▶ ASSIGNMENT:
Each line of the data below containing "triangle" needs to be listed.

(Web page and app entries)
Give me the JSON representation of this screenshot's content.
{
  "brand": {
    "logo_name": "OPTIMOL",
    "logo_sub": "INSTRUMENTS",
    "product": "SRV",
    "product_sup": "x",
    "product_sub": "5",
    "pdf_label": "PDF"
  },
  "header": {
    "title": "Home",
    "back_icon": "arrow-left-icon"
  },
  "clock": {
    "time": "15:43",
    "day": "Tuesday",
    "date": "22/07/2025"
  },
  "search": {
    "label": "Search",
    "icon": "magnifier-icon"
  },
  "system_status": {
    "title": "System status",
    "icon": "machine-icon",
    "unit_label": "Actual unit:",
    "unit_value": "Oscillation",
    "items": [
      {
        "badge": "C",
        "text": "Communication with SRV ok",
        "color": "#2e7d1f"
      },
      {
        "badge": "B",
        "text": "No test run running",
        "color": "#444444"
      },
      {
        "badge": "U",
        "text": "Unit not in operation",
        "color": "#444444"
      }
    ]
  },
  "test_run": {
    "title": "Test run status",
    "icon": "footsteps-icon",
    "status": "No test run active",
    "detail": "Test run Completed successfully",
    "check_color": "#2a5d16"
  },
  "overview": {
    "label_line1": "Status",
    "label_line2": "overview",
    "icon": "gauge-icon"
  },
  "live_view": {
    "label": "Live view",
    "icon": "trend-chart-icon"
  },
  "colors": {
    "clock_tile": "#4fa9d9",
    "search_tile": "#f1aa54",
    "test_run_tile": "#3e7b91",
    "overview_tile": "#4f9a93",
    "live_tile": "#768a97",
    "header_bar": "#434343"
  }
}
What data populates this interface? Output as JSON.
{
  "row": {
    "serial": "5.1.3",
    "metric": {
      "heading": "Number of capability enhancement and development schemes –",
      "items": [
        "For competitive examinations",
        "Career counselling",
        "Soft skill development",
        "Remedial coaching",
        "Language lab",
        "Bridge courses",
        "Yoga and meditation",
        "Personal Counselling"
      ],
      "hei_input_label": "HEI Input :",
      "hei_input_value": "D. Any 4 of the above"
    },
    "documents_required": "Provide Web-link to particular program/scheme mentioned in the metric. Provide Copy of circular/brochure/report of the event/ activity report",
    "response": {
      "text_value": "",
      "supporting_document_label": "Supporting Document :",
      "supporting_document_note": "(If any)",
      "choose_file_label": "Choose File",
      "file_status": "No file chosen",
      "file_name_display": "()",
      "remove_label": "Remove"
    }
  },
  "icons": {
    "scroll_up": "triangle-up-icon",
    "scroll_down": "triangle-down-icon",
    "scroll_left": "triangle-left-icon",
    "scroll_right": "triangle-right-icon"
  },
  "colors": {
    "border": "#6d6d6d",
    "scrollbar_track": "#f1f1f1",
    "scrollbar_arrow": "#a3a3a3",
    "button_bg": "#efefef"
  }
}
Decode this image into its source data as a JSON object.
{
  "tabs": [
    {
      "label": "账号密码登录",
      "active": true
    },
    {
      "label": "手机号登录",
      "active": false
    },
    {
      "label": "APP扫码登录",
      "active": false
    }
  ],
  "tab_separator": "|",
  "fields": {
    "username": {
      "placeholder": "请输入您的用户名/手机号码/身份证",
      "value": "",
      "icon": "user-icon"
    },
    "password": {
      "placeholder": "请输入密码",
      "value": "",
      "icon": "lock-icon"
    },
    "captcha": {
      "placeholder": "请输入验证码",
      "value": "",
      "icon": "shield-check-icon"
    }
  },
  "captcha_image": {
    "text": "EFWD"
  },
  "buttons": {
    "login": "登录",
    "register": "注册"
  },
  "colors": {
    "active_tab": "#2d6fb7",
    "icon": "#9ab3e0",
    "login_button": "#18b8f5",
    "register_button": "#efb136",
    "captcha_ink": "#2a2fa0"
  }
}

▶ SOLUTION:
    "scroll_up": "triangle-up-icon",
    "scroll_down": "triangle-down-icon",
    "scroll_left": "triangle-left-icon",
    "scroll_right": "triangle-right-icon"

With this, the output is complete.